Once the pictures are set aside, print the records that follow exactly as written.

--- --- ---

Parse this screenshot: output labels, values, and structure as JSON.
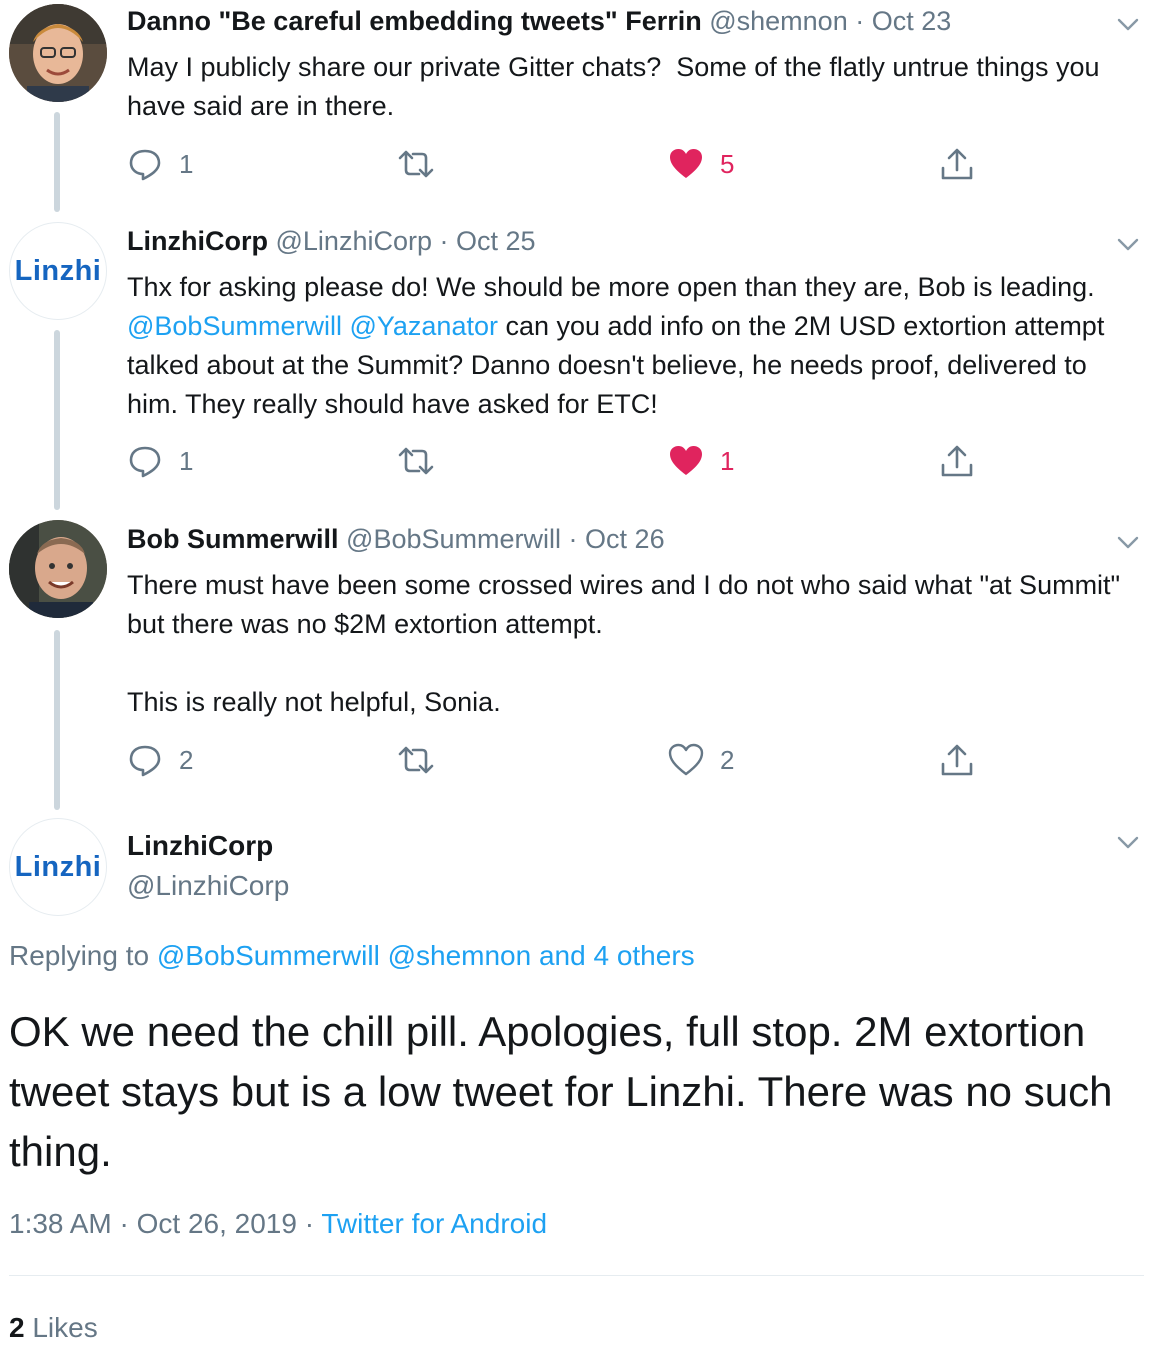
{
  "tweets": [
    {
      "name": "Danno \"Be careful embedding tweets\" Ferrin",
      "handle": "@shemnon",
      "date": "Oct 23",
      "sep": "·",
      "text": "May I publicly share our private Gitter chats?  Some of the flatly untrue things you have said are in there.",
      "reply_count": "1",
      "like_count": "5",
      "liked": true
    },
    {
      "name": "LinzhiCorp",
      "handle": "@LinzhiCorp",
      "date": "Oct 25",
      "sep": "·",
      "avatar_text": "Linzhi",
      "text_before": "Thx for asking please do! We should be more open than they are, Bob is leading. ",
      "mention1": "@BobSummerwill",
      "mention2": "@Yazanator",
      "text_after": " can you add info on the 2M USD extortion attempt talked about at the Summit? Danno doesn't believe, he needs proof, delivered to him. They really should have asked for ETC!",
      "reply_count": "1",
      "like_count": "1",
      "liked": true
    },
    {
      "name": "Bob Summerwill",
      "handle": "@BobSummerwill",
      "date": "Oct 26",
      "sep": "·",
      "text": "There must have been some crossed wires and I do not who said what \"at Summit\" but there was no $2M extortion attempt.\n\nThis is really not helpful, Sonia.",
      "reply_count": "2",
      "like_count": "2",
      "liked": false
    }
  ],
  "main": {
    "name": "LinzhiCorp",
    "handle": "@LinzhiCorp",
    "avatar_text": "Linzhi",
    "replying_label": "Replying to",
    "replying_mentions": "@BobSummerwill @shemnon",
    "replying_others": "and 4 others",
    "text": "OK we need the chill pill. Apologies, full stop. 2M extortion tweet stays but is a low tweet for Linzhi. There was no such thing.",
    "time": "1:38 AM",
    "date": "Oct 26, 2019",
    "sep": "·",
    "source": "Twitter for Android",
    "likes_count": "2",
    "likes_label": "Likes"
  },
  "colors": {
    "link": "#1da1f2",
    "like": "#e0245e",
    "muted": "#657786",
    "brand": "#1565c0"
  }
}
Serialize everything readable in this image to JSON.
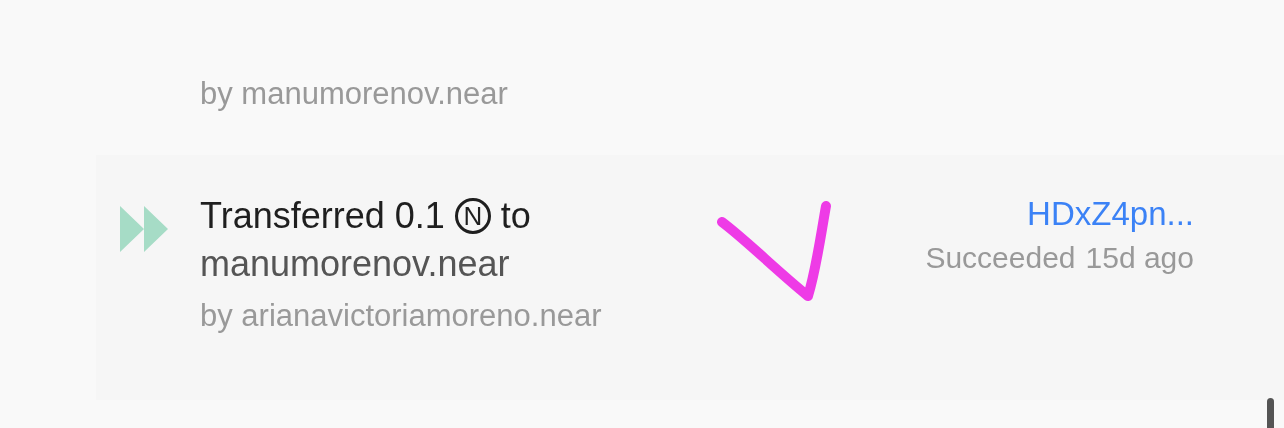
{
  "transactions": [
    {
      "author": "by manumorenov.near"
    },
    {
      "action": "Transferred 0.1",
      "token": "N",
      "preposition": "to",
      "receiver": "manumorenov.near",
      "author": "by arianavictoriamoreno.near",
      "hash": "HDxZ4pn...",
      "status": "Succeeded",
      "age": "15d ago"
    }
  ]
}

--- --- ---

— Solution to the problem —
Parse this screenshot: output labels, values, and structure as JSON.
{
  "tweets": [
    {
      "name": "Danno \"Be careful embedding tweets\" Ferrin",
      "handle": "@shemnon",
      "date": "Oct 23",
      "sep": "·",
      "text": "May I publicly share our private Gitter chats?  Some of the flatly untrue things you have said are in there.",
      "reply_count": "1",
      "like_count": "5",
      "liked": true
    },
    {
      "name": "LinzhiCorp",
      "handle": "@LinzhiCorp",
      "date": "Oct 25",
      "sep": "·",
      "avatar_text": "Linzhi",
      "text_before": "Thx for asking please do! We should be more open than they are, Bob is leading. ",
      "mention1": "@BobSummerwill",
      "mention2": "@Yazanator",
      "text_after": " can you add info on the 2M USD extortion attempt talked about at the Summit? Danno doesn't believe, he needs proof, delivered to him. They really should have asked for ETC!",
      "reply_count": "1",
      "like_count": "1",
      "liked": true
    },
    {
      "name": "Bob Summerwill",
      "handle": "@BobSummerwill",
      "date": "Oct 26",
      "sep": "·",
      "text": "There must have been some crossed wires and I do not who said what \"at Summit\" but there was no $2M extortion attempt.\n\nThis is really not helpful, Sonia.",
      "reply_count": "2",
      "like_count": "2",
      "liked": false
    }
  ],
  "main": {
    "name": "LinzhiCorp",
    "handle": "@LinzhiCorp",
    "avatar_text": "Linzhi",
    "replying_label": "Replying to",
    "replying_mentions": "@BobSummerwill @shemnon",
    "replying_others": "and 4 others",
    "text": "OK we need the chill pill. Apologies, full stop. 2M extortion tweet stays but is a low tweet for Linzhi. There was no such thing.",
    "time": "1:38 AM",
    "date": "Oct 26, 2019",
    "sep": "·",
    "source": "Twitter for Android",
    "likes_count": "2",
    "likes_label": "Likes"
  },
  "colors": {
    "link": "#1da1f2",
    "like": "#e0245e",
    "muted": "#657786",
    "brand": "#1565c0"
  }
}
Serialize everything readable in this image to JSON.
{
  "transactions": [
    {
      "author": "by manumorenov.near"
    },
    {
      "action": "Transferred 0.1",
      "token": "N",
      "preposition": "to",
      "receiver": "manumorenov.near",
      "author": "by arianavictoriamoreno.near",
      "hash": "HDxZ4pn...",
      "status": "Succeeded",
      "age": "15d ago"
    }
  ]
}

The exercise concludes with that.